OAKLAND -- Outraged relatives of a severely autistic 16-year-old girl found badly beaten Thursday night in San Francisco, two days after she left an Oakland group home, said they want the home shut down.
The teen was spotted by a Muni bus driver in San Francisco about 8 p.m. Thursday, police said. The driver wasn't aware she was missing but said she was the only one on the bus, and he called police because he was concerned about her.
She was badly beaten, and family members have said she was also sexually assaulted. Police would not comment on whether the girl had been sexually assaulted.
The teen walked off about 7 p.m. Tuesday from the Fred Finch Youth Center at 3800 Coolidge Ave. in East Oakland.
The teen's mother, Shandra Pullar, said the home did not notify her or any family members until 9:30 a.m. Wednesday. Fred Finch officials have declined to comment on when family was notified.
"I'm very, very upset.

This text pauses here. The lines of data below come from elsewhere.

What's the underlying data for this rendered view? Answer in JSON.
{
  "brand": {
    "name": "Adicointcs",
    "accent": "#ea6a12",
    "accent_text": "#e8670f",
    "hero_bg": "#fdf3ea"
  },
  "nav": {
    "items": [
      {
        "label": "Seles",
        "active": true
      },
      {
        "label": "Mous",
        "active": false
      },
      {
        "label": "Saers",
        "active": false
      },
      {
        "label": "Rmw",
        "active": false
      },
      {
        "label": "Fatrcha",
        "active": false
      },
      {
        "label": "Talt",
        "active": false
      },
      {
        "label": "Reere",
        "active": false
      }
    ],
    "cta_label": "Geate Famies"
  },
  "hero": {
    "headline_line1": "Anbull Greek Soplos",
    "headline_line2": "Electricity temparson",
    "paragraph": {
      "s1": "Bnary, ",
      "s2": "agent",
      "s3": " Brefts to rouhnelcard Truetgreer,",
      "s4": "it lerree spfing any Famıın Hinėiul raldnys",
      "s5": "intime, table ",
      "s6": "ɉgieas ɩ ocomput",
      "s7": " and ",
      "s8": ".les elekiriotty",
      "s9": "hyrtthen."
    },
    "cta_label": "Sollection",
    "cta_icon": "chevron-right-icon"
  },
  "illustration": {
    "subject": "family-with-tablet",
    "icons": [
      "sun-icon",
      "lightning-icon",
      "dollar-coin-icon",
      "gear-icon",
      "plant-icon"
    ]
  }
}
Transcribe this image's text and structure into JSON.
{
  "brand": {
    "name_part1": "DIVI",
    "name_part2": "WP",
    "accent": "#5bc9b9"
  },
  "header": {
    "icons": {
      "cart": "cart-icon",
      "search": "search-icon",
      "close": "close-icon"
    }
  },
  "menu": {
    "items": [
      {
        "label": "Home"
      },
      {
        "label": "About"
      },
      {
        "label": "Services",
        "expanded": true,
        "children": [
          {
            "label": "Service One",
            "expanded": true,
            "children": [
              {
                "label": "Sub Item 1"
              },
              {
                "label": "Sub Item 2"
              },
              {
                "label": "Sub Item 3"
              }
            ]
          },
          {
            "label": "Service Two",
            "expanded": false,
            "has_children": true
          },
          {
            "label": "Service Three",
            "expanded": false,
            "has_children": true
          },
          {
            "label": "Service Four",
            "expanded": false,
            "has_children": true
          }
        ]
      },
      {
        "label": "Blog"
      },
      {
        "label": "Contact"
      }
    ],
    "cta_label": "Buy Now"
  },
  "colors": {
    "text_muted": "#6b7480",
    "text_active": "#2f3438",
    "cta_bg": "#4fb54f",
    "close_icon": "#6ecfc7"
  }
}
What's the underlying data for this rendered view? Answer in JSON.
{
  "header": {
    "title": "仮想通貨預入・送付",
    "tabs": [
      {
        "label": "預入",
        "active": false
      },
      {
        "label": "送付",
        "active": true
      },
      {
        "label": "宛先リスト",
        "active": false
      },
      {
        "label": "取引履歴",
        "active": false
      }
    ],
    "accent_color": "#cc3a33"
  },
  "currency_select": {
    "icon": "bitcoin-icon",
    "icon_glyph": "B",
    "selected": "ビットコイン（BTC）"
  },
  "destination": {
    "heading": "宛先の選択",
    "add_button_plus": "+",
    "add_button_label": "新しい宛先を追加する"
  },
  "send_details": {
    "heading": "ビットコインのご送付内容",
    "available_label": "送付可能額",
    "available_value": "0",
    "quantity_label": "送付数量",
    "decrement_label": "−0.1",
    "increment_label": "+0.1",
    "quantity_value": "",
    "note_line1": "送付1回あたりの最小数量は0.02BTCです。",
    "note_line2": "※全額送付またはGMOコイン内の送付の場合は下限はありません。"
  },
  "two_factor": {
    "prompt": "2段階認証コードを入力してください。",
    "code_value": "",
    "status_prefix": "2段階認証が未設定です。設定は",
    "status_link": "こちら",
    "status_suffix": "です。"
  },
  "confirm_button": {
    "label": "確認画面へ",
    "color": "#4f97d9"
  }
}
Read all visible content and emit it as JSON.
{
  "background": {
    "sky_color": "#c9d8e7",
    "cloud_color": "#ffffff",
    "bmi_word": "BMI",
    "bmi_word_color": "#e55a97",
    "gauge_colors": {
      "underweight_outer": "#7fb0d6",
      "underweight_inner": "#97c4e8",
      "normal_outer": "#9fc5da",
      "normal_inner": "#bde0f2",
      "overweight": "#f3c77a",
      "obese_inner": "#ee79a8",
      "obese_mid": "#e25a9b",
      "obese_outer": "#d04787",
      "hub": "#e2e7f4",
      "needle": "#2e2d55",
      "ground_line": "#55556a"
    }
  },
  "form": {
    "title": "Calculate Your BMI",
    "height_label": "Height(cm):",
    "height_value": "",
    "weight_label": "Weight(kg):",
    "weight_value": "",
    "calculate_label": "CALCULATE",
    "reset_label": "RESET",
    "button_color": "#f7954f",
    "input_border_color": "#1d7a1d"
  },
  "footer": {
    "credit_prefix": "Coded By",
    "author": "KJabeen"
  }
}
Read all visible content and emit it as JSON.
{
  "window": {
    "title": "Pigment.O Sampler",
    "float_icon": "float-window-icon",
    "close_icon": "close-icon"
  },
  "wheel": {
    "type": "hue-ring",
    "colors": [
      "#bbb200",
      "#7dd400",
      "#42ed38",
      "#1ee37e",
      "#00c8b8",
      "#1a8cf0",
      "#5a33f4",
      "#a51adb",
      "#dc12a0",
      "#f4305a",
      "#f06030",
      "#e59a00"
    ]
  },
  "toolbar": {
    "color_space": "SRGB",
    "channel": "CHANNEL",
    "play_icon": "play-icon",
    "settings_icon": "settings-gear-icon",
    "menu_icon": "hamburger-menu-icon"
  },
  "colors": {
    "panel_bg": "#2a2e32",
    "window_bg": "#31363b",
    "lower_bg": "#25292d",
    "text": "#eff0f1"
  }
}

She's alive, but she went through a lot, and she is going to be going through a lot (in the future)," Pullar said. "I don't want anyone to ever put their kids there."
The state Department of Social Services has opened an investigation into the incident, said department spokesman Michael Weston. He said officials at Fred Finch had reported the runaway incident to the state, as required by law. .
The teen is now staying with relatives in the Bay Area, and police investigators will interview her when she is physically
The teen has the mental capacity of a 7-year-old, said Pullar, who traveled to the Bay Area on Thursday from her home in Washington.
Pullar and other family members are outraged that, when the teen walked out of the center Tuesday night, two staff members -- one on foot and one in a car -- followed her for about two miles but then lost sight of her at Fruitvale BART, and she slipped away.
"These people need to be shut down," said the teen's aunt, Christine McDonald, in an email.
Fred Finch is licensed by the Department of Social Services and by law is not allowed to lock the youth center, said center CEO Tom Alexander.
"It is against the law to put a youngster behind any kind of a lock, whether that be a locked room or behind a locked fence or gate. The facilities are open," Alexander said.
Alexander said the social services department advises staff members not to restrain youngsters who are in their care in public.
"We have the capacity to do that, but the reality is we do that at absolutely a last resort," he said. "Our standard operating procedure is when a youngster is out in the community, we don't restrain them."
The family is also upset about a delay in a police report.
Police said they took a report at 12:54 a.m. and alerted other law enforcement agencies about the missing at-risk teen. After no leads from the notification, police alerted the media about 8 p.m. the next night, and the story and girl's picture were broadcast. The National Center for Missing and Exploited Children also posted the girl's picture online.
Alexander said he did not know what time police were originally called.
The girl's father, Jesse White, who lives in Southern California, said his daughter has severe behavioral problems because of the developmental disability and had been at the center for about six months.
Fred Finch is a 14-bed facility for youngsters ages 12 to 18 with development disabilities and other issues. The average stay is 18 to 36 months, Alexander said.
Weston said the home's last annual state inspection was in May and the home continues to operate under a license that was established in March 1993.
According to the National Center for Missing and Exploited Children, an estimated 800,000 children are reported missing each year -- more than 2,000 children every day.
A reward of $5,000 is being offered for information leading to an arrest of suspects in the case. Anyone with information should call the Oakland Police Department at 510-238-3641 or 510-637-0298.